* **RECORDS TO USE**
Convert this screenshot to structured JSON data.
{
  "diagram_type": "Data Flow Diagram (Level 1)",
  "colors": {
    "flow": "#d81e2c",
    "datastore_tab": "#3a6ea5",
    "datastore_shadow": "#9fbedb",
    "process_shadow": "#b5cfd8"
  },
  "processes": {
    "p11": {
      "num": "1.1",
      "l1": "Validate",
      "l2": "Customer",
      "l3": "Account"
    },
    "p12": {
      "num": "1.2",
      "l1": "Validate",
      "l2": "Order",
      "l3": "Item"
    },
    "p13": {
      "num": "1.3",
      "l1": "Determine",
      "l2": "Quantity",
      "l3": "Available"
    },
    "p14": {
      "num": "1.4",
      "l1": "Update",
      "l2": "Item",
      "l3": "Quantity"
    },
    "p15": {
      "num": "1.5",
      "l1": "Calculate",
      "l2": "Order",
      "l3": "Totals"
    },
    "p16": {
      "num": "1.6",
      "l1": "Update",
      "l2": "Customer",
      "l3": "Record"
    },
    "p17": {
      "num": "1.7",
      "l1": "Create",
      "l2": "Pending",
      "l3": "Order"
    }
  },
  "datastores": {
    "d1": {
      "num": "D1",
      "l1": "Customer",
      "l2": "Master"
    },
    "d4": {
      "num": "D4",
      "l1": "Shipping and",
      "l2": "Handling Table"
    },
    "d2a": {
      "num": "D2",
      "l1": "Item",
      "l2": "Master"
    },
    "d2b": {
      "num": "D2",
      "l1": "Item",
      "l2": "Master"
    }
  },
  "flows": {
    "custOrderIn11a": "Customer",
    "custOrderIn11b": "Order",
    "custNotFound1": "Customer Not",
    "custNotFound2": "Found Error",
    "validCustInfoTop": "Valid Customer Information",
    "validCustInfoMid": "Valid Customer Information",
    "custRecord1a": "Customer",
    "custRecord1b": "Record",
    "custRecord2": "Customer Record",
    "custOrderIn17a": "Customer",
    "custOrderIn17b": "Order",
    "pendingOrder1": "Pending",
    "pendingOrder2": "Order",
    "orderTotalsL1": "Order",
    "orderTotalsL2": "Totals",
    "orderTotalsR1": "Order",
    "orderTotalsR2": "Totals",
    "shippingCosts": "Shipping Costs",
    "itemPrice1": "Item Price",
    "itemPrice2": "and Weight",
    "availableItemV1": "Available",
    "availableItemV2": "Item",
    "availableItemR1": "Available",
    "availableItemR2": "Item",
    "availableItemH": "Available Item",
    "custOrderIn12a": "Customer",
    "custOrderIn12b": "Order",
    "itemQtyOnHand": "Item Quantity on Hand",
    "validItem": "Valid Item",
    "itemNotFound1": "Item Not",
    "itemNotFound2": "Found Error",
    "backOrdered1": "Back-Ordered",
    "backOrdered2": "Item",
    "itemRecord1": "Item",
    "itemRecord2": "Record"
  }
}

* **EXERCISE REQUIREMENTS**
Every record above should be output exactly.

* **WRITTEN ANSWER**
Convert this screenshot to structured JSON data.
{
  "diagram_type": "Data Flow Diagram (Level 1)",
  "colors": {
    "flow": "#d81e2c",
    "datastore_tab": "#3a6ea5",
    "datastore_shadow": "#9fbedb",
    "process_shadow": "#b5cfd8"
  },
  "processes": {
    "p11": {
      "num": "1.1",
      "l1": "Validate",
      "l2": "Customer",
      "l3": "Account"
    },
    "p12": {
      "num": "1.2",
      "l1": "Validate",
      "l2": "Order",
      "l3": "Item"
    },
    "p13": {
      "num": "1.3",
      "l1": "Determine",
      "l2": "Quantity",
      "l3": "Available"
    },
    "p14": {
      "num": "1.4",
      "l1": "Update",
      "l2": "Item",
      "l3": "Quantity"
    },
    "p15": {
      "num": "1.5",
      "l1": "Calculate",
      "l2": "Order",
      "l3": "Totals"
    },
    "p16": {
      "num": "1.6",
      "l1": "Update",
      "l2": "Customer",
      "l3": "Record"
    },
    "p17": {
      "num": "1.7",
      "l1": "Create",
      "l2": "Pending",
      "l3": "Order"
    }
  },
  "datastores": {
    "d1": {
      "num": "D1",
      "l1": "Customer",
      "l2": "Master"
    },
    "d4": {
      "num": "D4",
      "l1": "Shipping and",
      "l2": "Handling Table"
    },
    "d2a": {
      "num": "D2",
      "l1": "Item",
      "l2": "Master"
    },
    "d2b": {
      "num": "D2",
      "l1": "Item",
      "l2": "Master"
    }
  },
  "flows": {
    "custOrderIn11a": "Customer",
    "custOrderIn11b": "Order",
    "custNotFound1": "Customer Not",
    "custNotFound2": "Found Error",
    "validCustInfoTop": "Valid Customer Information",
    "validCustInfoMid": "Valid Customer Information",
    "custRecord1a": "Customer",
    "custRecord1b": "Record",
    "custRecord2": "Customer Record",
    "custOrderIn17a": "Customer",
    "custOrderIn17b": "Order",
    "pendingOrder1": "Pending",
    "pendingOrder2": "Order",
    "orderTotalsL1": "Order",
    "orderTotalsL2": "Totals",
    "orderTotalsR1": "Order",
    "orderTotalsR2": "Totals",
    "shippingCosts": "Shipping Costs",
    "itemPrice1": "Item Price",
    "itemPrice2": "and Weight",
    "availableItemV1": "Available",
    "availableItemV2": "Item",
    "availableItemR1": "Available",
    "availableItemR2": "Item",
    "availableItemH": "Available Item",
    "custOrderIn12a": "Customer",
    "custOrderIn12b": "Order",
    "itemQtyOnHand": "Item Quantity on Hand",
    "validItem": "Valid Item",
    "itemNotFound1": "Item Not",
    "itemNotFound2": "Found Error",
    "backOrdered1": "Back-Ordered",
    "backOrdered2": "Item",
    "itemRecord1": "Item",
    "itemRecord2": "Record"
  }
}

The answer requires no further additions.